Supporting each other in difficult times
We sat at the dining room table getting ready for a meal together. Ambar, she asked that we not publish her real name, had told us that she would not be able to join us because she had class from 3 pm until 5 pm then another class at five. At 3:35 she walked downstairs to join us.
"The teacher delayed the class until 4:30, she wants to start then but we told her many of us have another class at five." The upside was that she could join us for a meal. With all the strange hours of remote learning, it is hard to get together for a meal.
The downside was that she would get no instruction and just be sent a project to work on for the class. We asked if this was common with her classes and she said "yes". Professors arrive late to the zoom classes and often cancel the class completely just sending work. More than once classes have been canceled at the last minute.
Ambar is majoring in renewable energy a the Tecnologico de Elta, Espinal Campus. They have been in remote learning mode for a year now. So I asked her how it was going. She said she was ready to be back in classes.
"My major is heavy in math and engineering, that is really visual learning, it is hard to do over the internet. I would rather be in a classroom where I could see the problems on a board and talk to the teacher."
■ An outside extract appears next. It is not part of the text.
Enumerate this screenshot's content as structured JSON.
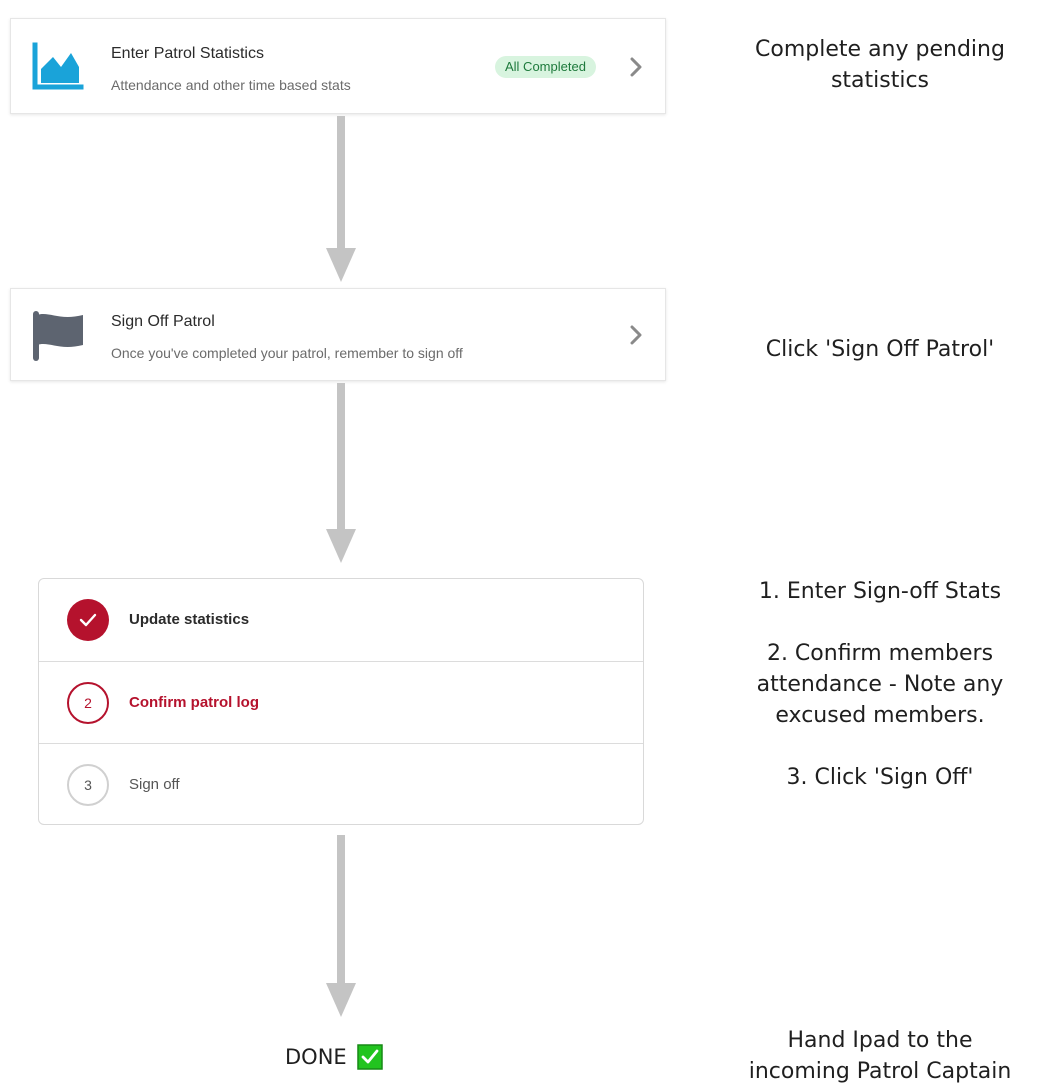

When asked how she finds out how to do the work sent to her she said, "We watch a lot of videos on YouTube and help each other out finding resources online to understand the material." She spends seven to eight hours a day online. "In my village, an hour of internet costs twelve pesos." Her father does not have a regular job and only makes about 150 pesos (7 USD) a day when he does work. The internet costs alone would take up half of her family's income.
Both staff and students have ongoing problems with internet connections, she is happy to be in our program and have decent internet service, but her teachers have not been very consistent. "They often cancel at the last minute. Our calculus teacher had some family problems and for a while was just sending us the work." She understands, as her own family is struggling. They had to leave their village to care for her mother's sister who was hospitalized for over a month.
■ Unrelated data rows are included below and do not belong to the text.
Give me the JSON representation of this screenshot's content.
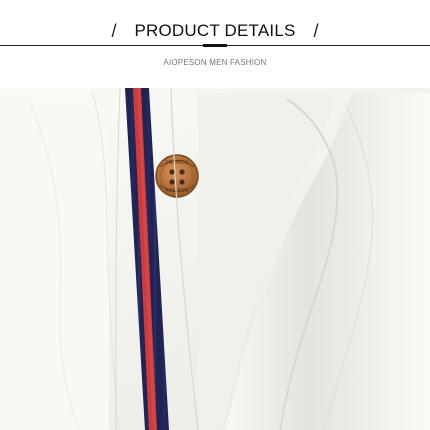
{
  "header": {
    "title": "PRODUCT DETAILS",
    "subtitle": "AIOPESON MEN FASHION",
    "separator_left": "/",
    "separator_right": "/"
  },
  "image": {
    "subject": "shirt-placket-button-closeup",
    "colors": {
      "shirt": "#f6f6f3",
      "stripe_navy": "#1f2454",
      "stripe_red": "#cf3b3b",
      "button": "#b6753e"
    },
    "button_text": "FASHION FASHION"
  }
}
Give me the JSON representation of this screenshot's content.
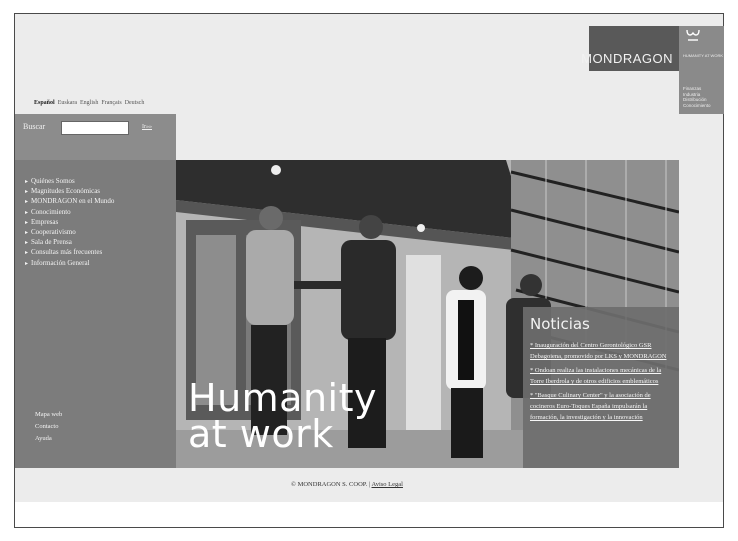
{
  "brand": {
    "name": "MONDRAGON",
    "tagline": "HUMANITY AT WORK",
    "sectors": [
      "Finanzas",
      "Industria",
      "Distribución",
      "Conocimiento"
    ]
  },
  "languages": [
    "Español",
    "Euskara",
    "English",
    "Français",
    "Deutsch"
  ],
  "search": {
    "label": "Buscar",
    "placeholder": "",
    "value": "",
    "submit": "Ir»»"
  },
  "menu": {
    "items": [
      "Quiénes Somos",
      "Magnitudes Económicas",
      "MONDRAGON en el Mundo",
      "Conocimiento",
      "Empresas",
      "Cooperativismo",
      "Sala de Prensa",
      "Consultas más frecuentes",
      "Información General"
    ],
    "utility": [
      "Mapa web",
      "Contacto",
      "Ayuda"
    ]
  },
  "hero": {
    "line1": "Humanity",
    "line2": "at work"
  },
  "news": {
    "title": "Noticias",
    "items": [
      "* Inauguración del Centro Gerontológico GSR Debagoiena, promovido por LKS y MONDRAGON",
      "* Ondoan realiza las instalaciones mecánicas de la Torre Iberdrola y de otros edificios emblemáticos",
      "* \"Basque Culinary Center\" y la asociación de cocineros Euro-Toques España impulsarán la formación, la investigación y la innovación"
    ]
  },
  "footer": {
    "copyright": "© MONDRAGON S. COOP. |",
    "legal_link": "Aviso Legal"
  },
  "colors": {
    "page_bg": "#ececec",
    "sidebar": "#7c7c7c",
    "search_panel": "#8c8c8c",
    "logo_dark": "#595959",
    "news_bg": "#6e6e6e"
  }
}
Fortunately, her federal scholarship is still coming in, the USD 150 a month usually goes for school supplies and transportation to and from school. Since she has no travel expenses she saving for next semester's registration fees. "I don't want to be a burden on my family, I know they can't pay my fees this year so I am glad to save my scholarship."
With your support, Ambar has been able to stay in school this year.
It has not been an easy year for any of us and we are immensely grateful for your ongoing support. We understand that no one has escaped the stress, sadness, and difficulties of this past year. We all hope that in the fall students can return to classes in person. Vaccines are rolling out here, but slowly, this month teachers in public schools have finally been vaccinated and now Mexico is vaccinating 50 to 59-year-olds. We are hopeful and will keep moving forward thanks to your support.